Stream: Miscellaneous

Topic: mechanized/formalized


view this post on Zulip Bas Spitters (Feb 05 2021 at 21:24):

What is the current consensus about the word mechanized vs formalized. I recall there were discussion about the pros and cons at some point, but I don't remember the outcome.

view this post on Zulip Paolo Giarrusso (Feb 06 2021 at 21:33):

IIRC "machine-checked" was the clearest suggestion?

view this post on Zulip Paolo Giarrusso (Feb 06 2021 at 21:33):

(IIRC "formalized" is ambiguous and "mechanized" is plain mysterious to outsiders)

view this post on Zulip Karl Palmskog (Feb 07 2021 at 14:49):

unfortunately, "formalized" (unqualified) seems to have been taken over by anyone using math-y symbols in computer science

view this post on Zulip Karl Palmskog (Feb 07 2021 at 14:51):

if space is not an issue, I tend to favor "machine-checked formalization" in title/abstract, but I'm sure there are arguments against being this precise.

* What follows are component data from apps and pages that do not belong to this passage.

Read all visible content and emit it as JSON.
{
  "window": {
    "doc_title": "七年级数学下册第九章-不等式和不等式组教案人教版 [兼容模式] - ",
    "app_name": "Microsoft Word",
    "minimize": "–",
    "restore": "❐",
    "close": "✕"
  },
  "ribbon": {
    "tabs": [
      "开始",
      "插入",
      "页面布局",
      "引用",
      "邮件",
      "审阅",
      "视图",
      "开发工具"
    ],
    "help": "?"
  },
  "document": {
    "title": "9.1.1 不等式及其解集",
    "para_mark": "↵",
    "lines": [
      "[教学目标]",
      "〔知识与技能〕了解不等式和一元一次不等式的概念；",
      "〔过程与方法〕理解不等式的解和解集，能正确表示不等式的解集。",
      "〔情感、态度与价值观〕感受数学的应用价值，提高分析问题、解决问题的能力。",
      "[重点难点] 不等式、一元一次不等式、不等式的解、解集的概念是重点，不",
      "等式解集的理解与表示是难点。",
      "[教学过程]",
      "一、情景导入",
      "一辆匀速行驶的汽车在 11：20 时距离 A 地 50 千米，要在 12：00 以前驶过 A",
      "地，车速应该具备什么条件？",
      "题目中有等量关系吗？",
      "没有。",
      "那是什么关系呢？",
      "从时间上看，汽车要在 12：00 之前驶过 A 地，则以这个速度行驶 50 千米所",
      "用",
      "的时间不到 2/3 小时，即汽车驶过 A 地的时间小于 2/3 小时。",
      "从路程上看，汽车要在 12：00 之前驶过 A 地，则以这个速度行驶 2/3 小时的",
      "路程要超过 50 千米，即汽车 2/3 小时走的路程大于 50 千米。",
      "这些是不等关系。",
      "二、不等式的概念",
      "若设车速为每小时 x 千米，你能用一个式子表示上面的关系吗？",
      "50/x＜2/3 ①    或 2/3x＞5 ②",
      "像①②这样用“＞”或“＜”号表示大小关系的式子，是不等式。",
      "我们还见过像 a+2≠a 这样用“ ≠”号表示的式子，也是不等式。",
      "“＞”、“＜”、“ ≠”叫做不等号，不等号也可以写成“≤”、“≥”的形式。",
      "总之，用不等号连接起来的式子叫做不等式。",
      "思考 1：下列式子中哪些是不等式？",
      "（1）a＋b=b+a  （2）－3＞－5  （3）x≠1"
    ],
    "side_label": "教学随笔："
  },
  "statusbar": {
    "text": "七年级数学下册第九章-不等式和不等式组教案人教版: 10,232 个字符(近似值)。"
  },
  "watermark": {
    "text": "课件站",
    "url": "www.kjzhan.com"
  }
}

view this post on Zulip Cody Roux (Feb 07 2021 at 18:31):

Has anyone considered "made robot friendly"?

view this post on Zulip Karl Palmskog (Feb 07 2021 at 18:47):

"robot friendly" is even more ridiculous than "AI friendly", which I can actually see some people using

view this post on Zulip Karl Palmskog (Feb 07 2021 at 18:50):

I guess one alternative to writing out "machine-checked" is naming the ITP tool, which is also very good for bibliographic search reasons: "a machine-checked formalization of X" vs. "a Coq formalization of X"

view this post on Zulip Stefan Monnier (Feb 07 2021 at 19:14):

I don't know of a consensus, but if none of those words are satisfactory and you're looking for something shorter than "machine checked", then owing to the "proof == program" interpretation of the Curry-Howard isomorphism, you could say the proof was "implemented".

view this post on Zulip Yannick Forster (Feb 08 2021 at 10:43):

I like just saying "in Coq" in the title. That's short, and it works with basically whatever title you like. And then in the abstract I write "formalised / mechanised in the Coq proof assistant" in case people don't know what Coq is.

view this post on Zulip Karl Palmskog (Feb 08 2021 at 14:36):

the unfortunate situation is that many people even in formal methods don't know what Coq is, or why a Coq formalization is different from LaTeX scribblery


Last updated: Aug 19 2022 at 20:03 UTC